Summary and Analysis
“Count That Day Lost,” by the English writer George Eliot (the pen name of Mary Ann Evans), is a lyric poem consisting of two stanzas and offering straightforward moral advice of the sort often associated with literature of the Victorian period.
Unlike the titles of many works, the title of this poem is absolutely integral to the poem’s meaning, effects, and effectiveness. The title immediately creates suspense. What day (we wonder) does the title imply? In what ways will that unidentified day be “lost”? Answers to these questions are postponed until the very end of the poem, where the text achieves a final ironic symmetry. The poem’s last line (in other words) clearly echoes its title, but in a memorably different way than we may have expected.
The opening line of the text is typical of the poem as a whole. It uses direct address and very simple phrasing—phrasing that seems appropriate to a work that is designed to teach a lesson. By openly addressing the reader, the speaker catches our attention and makes the poem’s personal relevance seem immediately obvious.

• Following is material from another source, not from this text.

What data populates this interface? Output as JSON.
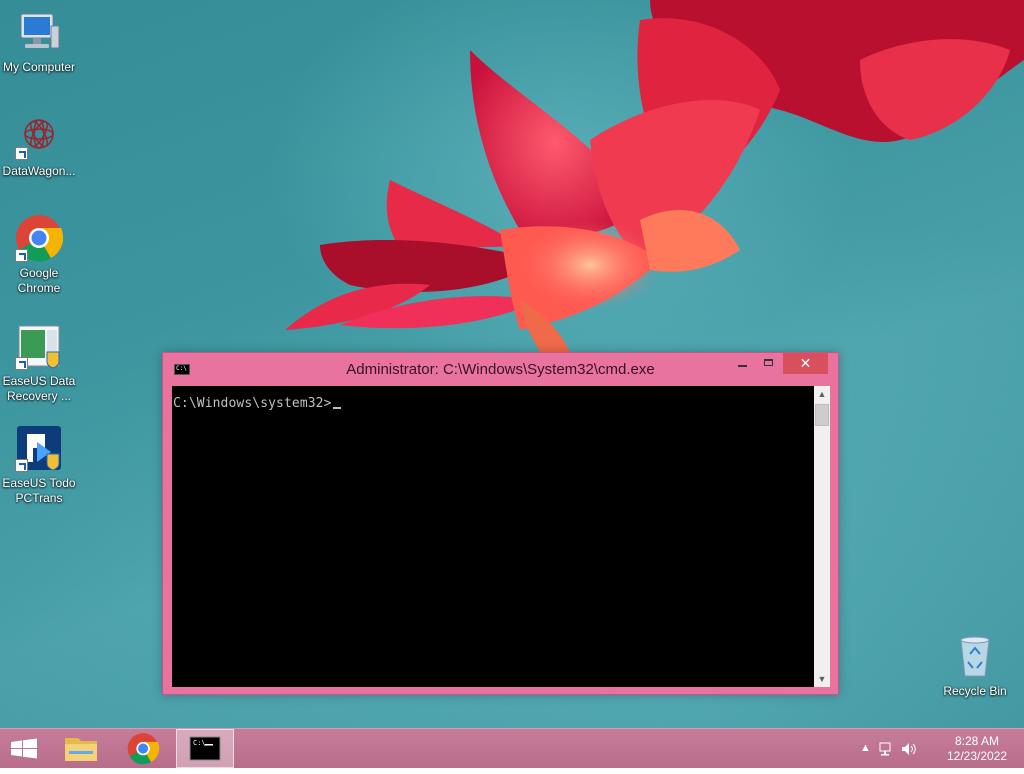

The meter of line 1, like the meter of the rest of the work, is straightforwardly “iambic.” Iambic meter consists of unaccented odd syllables followed by accented even syllables. Thus, the first line “scans” as follows: “If you sit down at set of sun.” The rest of the poem conforms to this pattern in thoroughly predictable ways, perhaps because Eliot wanted the poem to sound as simple and direct as its message. Iambic meter is often thought to mimic the rhythms of most “normal” speech, and so the meter of this poem, like so many other aspects of the work, sounds colloquial and almost conversational. The speaker does not sound like a lofty prophet or an eloquent bard but instead like a “regular” person, or perhaps even a friend.
To say this, however, is not to say that the poem’s language is completely simple and unadorned. The first line, for instance, achieves added interest not only because of the way set echoes sit but also because of the speaker’s heavy use of alliteration involving the consonants s, t, and n: “If you sit down at set of sun.” Even when using apparently simple language, then, this speaker often achieves subtle effects. The reference to “set of sun,” for instance, obviously refers to the end of any particular day, but it may also ultimately suggest the final conclusion of one’s life as a whole.
Line 2 is typical of the poem as a whole in its emphasis on practical deeds and actual behavior. The poem does not endorse virtue in the abstract; instead, it celebrates real virtuous conduct toward other people. In fact, the poem itself might be seen as an example of the very sort of behavior it counsels: it tries to do for the reader the kind of good deed that it encourages the reader to do for others. Virtue, in this poem, is less a state of mind or a kind of inclination; it consists, instead, of virtuous behavior.
The rest of stanza 1 displays many features typical of the poem as a whole, including heavy use of simple, monosyllabic words; abundant alliteration; and frequent, emphatic echoing of key terms, as one (lines 4 and 6), count (lines 2 and 8) and counting (line 3), and you (lines 1, 2, and 8). Such repetition adds to the poem’s rhetorical force, and the repetition of you, in particular, never lets us forget that the speaker is addressing each reader directly. The poem also seems forceful because of its heavy emphasis on verbs and also because of its use of highly efficiently listing. This is a work that wastes no words. It makes its point clearly (perhaps too clearly for anyone interested in poetic subtlety), and it uses imagery, metaphors, and similes in ways that are sparing and undemanding (as in the phrases “eased the heart,” line 5; and “fell like sunshine,” line 7). In short, the poem teaches simple lessons simply.
At the same time, however, some of the imagery is worth some thought. By comparing kind glances to...
(The entire section is 1,533 words.)